Alternative investments typically fall into 4 categories: hedge funds, private equity, “real assets” similar to real estate or commodities and prepackaged investments generally known as “structured products.”
Amid double-digit losses within the stock and bond markets this yr, there’s been an uptick in advisors turning to alternative investments, as planners seek further diversification, in accordance with a recent survey from Cerulli Associates.
The highest reasons for alternative allocations were to “reduce exposure to public markets,” “volatility dampening” and “downside risk protection,” the Cerulli survey respondents said.
Scott Bishop, a licensed financial planner and executive director of wealth solutions at Houston-based Avidian Wealth Solutions, said some clients use a portion of their portfolios to teach their adult children about investing. And these younger investors are increasingly eyeing alternative assets.
“I believe everybody’s very fearful concerning the stock market, and in the event that they’re of their 40s, they’ve probably been burned a few times,” he said.
With more interest in alternative investments, experts say it is vital to grasp the risks — in addition to the products themselves — before shifting portfolio allocations.
“Before everything, know what you own and why you own it,” said Ashton Lawrence, a CFP and partner at Goldfinch Wealth Management in Greenville, South Carolina.
There is a growing range of products falling under the umbrella of other investments, and it is important to grasp how an asset could perform through different market conditions, he said.
Before everything, know what you own and why you own it.
partner at Goldfinch Wealth Management
“It’s not likely fair to check a sports automotive to a minivan and query why the minivan is not maintaining,” Lawrence said. After all, alternative investments stands out as the minivan or the sports automotive in that analogy, depending on the economic climate.
For client allocations, Lawrence uses stock alternatives to spice up returns while reducing risk, and on the bond side, alternatives may provide a “stabilizer” for the portfolio.
“I haven’t got to outperform on the upside,” he said. “But when that market pulls back, I don’t desire to incur the total breadth of that pullback.”

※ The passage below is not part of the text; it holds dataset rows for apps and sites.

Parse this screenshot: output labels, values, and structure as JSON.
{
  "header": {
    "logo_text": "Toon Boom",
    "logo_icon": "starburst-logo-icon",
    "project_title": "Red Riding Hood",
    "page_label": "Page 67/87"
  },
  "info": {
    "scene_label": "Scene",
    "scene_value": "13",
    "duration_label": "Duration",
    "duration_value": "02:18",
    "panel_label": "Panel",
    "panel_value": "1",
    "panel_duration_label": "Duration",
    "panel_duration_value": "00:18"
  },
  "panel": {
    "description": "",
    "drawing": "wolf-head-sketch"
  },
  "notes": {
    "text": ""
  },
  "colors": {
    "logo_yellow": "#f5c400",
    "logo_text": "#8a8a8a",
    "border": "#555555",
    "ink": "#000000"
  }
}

For top-net-worth investors, alternative allocations may vary by portfolio size, goals and risk tolerance. Nonetheless, a bigger allocation could also be riskier for do-it-yourself investors without skilled guidance.